NSW’s local councils are entering caretaker mode as candidates ramp up their campaigns to join city and shire halls.
The elections usually occur every four years but were postponed in 2020 due the COVID-19 pandemic.
The state’s local government offices won’t be able to make any major policy decisions over the next four weeks heading into the December 4 elections.
All except four of NSW’s 128 councils are taking part in the election.
Council officers have planned to avoid passing any major decisions during the caretaker period, in a move that prevents any outgoing councils burdening new councils with last-minute decisions.
The caretaker mode limits councils from entering into any contract or agreement worth $150,000 or more, or 1% of the council’s revenue from rates in the past financial year.
Local government offices also can’t appoint or appoint the council’s general manager — although temporary appointments are allowed — or decide on a controversial development where at least 25 people have made submissions during consultation.
Thirty-five of the councils are also having mayoral elections in addition to elections for councillors.
Nominations for council candidates opened on October 25 and candidates had until midday on November 3 to place a hit in the ring.

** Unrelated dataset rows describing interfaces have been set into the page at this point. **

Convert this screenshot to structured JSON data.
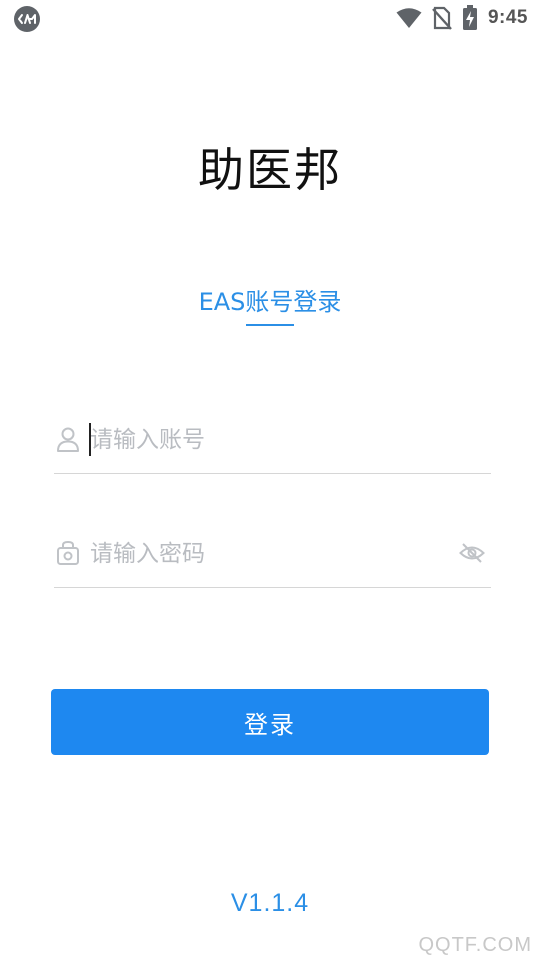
{
  "status_bar": {
    "time": "9:45",
    "left_icon": "app-notification-icon",
    "icons": [
      "wifi-icon",
      "no-sim-icon",
      "battery-charging-icon"
    ]
  },
  "app": {
    "title": "助医邦"
  },
  "login_tab": {
    "label": "EAS账号登录"
  },
  "account_field": {
    "icon": "user-icon",
    "placeholder": "请输入账号",
    "value": ""
  },
  "password_field": {
    "icon": "lock-icon",
    "placeholder": "请输入密码",
    "value": "",
    "toggle_icon": "eye-hidden-icon"
  },
  "login_button": {
    "label": "登录"
  },
  "version": "V1.1.4",
  "watermark": "QQTF.COM",
  "colors": {
    "accent": "#2b8fe6",
    "button": "#1e88f0",
    "placeholder": "#b9bcc1",
    "divider": "#d6d6d6"
  }
}
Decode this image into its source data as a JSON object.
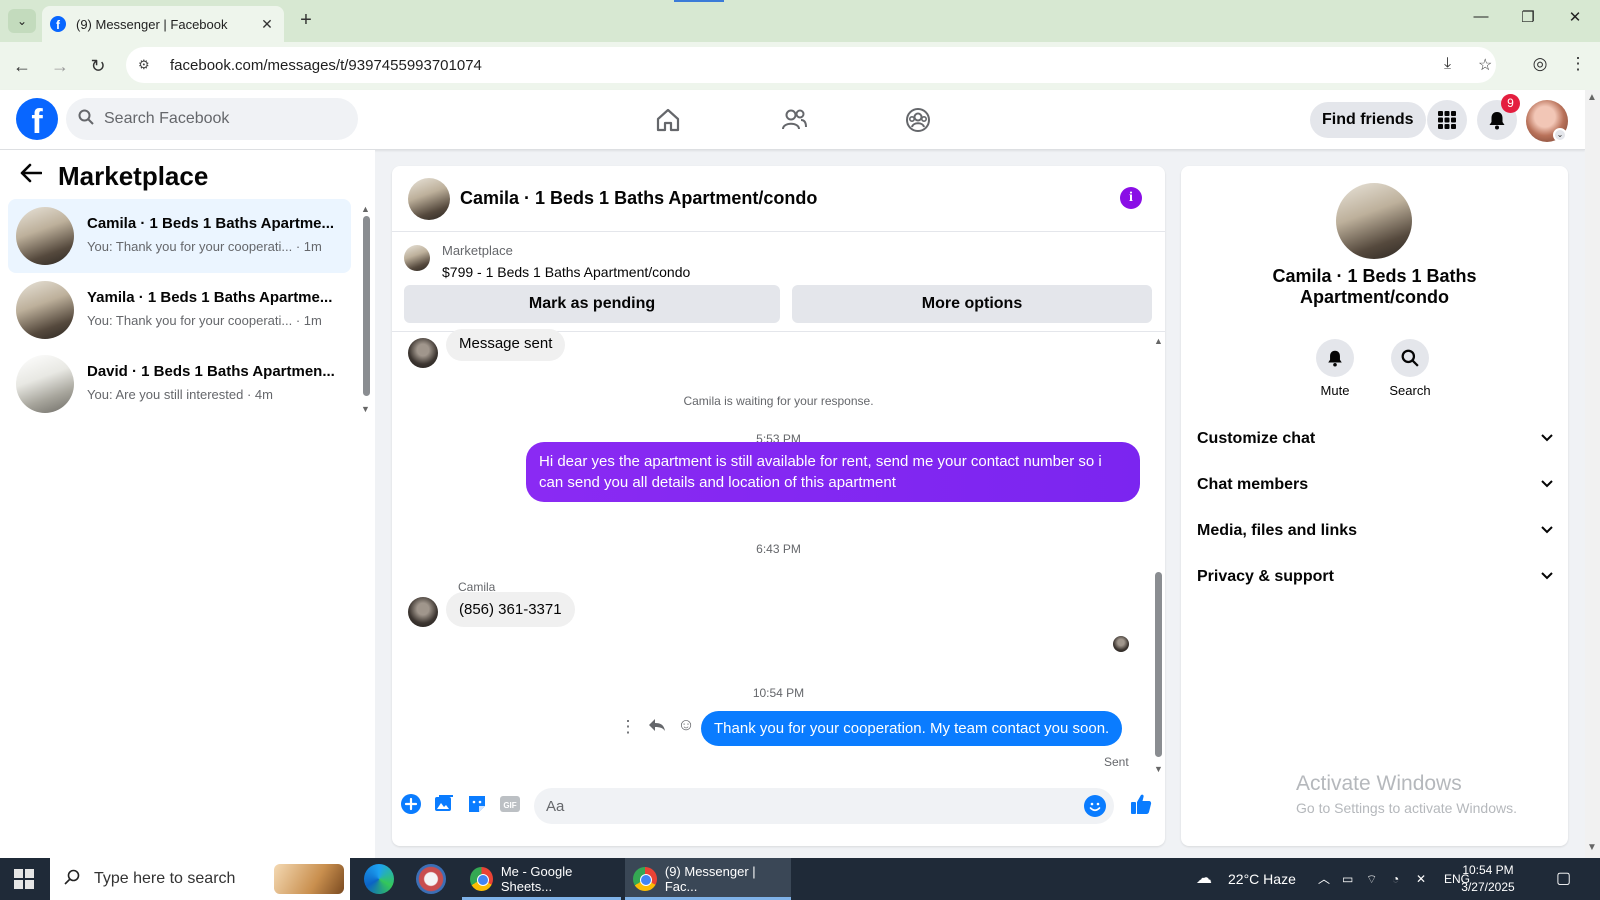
{
  "browser": {
    "tab_title": "(9) Messenger | Facebook",
    "url": "facebook.com/messages/t/9397455993701074"
  },
  "fb_header": {
    "search_placeholder": "Search Facebook",
    "find_friends": "Find friends",
    "notification_count": "9"
  },
  "left_panel": {
    "title": "Marketplace",
    "conversations": [
      {
        "name": "Camila · 1 Beds 1 Baths Apartme...",
        "preview": "You: Thank you for your cooperati... · 1m",
        "active": true
      },
      {
        "name": "Yamila · 1 Beds 1 Baths Apartme...",
        "preview": "You: Thank you for your cooperati... · 1m",
        "active": false
      },
      {
        "name": "David · 1 Beds 1 Baths Apartmen...",
        "preview": "You: Are you still interested · 4m",
        "active": false
      }
    ]
  },
  "chat": {
    "title": "Camila · 1 Beds 1 Baths Apartment/condo",
    "marketplace_label": "Marketplace",
    "listing": "$799 - 1 Beds 1 Baths Apartment/condo",
    "mark_pending": "Mark as pending",
    "more_options": "More options",
    "messages": {
      "msg_sent": "Message sent",
      "waiting": "Camila is waiting for your response.",
      "time1": "5:53 PM",
      "outgoing1": "Hi dear yes the apartment is still available for rent, send me your contact number so i can send you all details and location of this apartment",
      "time2": "6:43 PM",
      "sender": "Camila",
      "incoming_phone": "(856) 361-3371",
      "time3": "10:54 PM",
      "outgoing2": "Thank you for your cooperation. My team contact you soon.",
      "status": "Sent"
    },
    "composer_placeholder": "Aa"
  },
  "right_panel": {
    "name": "Camila · 1 Beds 1 Baths Apartment/condo",
    "mute": "Mute",
    "search": "Search",
    "sections": [
      "Customize chat",
      "Chat members",
      "Media, files and links",
      "Privacy & support"
    ]
  },
  "watermark": {
    "line1": "Activate Windows",
    "line2": "Go to Settings to activate Windows."
  },
  "taskbar": {
    "search_text": "Type here to search",
    "task1": "Me - Google Sheets...",
    "task2": "(9) Messenger | Fac...",
    "weather": "22°C  Haze",
    "lang": "ENG",
    "time": "10:54 PM",
    "date": "3/27/2025"
  },
  "colors": {
    "fb_blue": "#0866ff",
    "messenger_blue": "#0a7cff",
    "purple_bubble": "#8a2af3"
  }
}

Voting is compulsory with about 5.2 million people across the state expected to cast a ballot.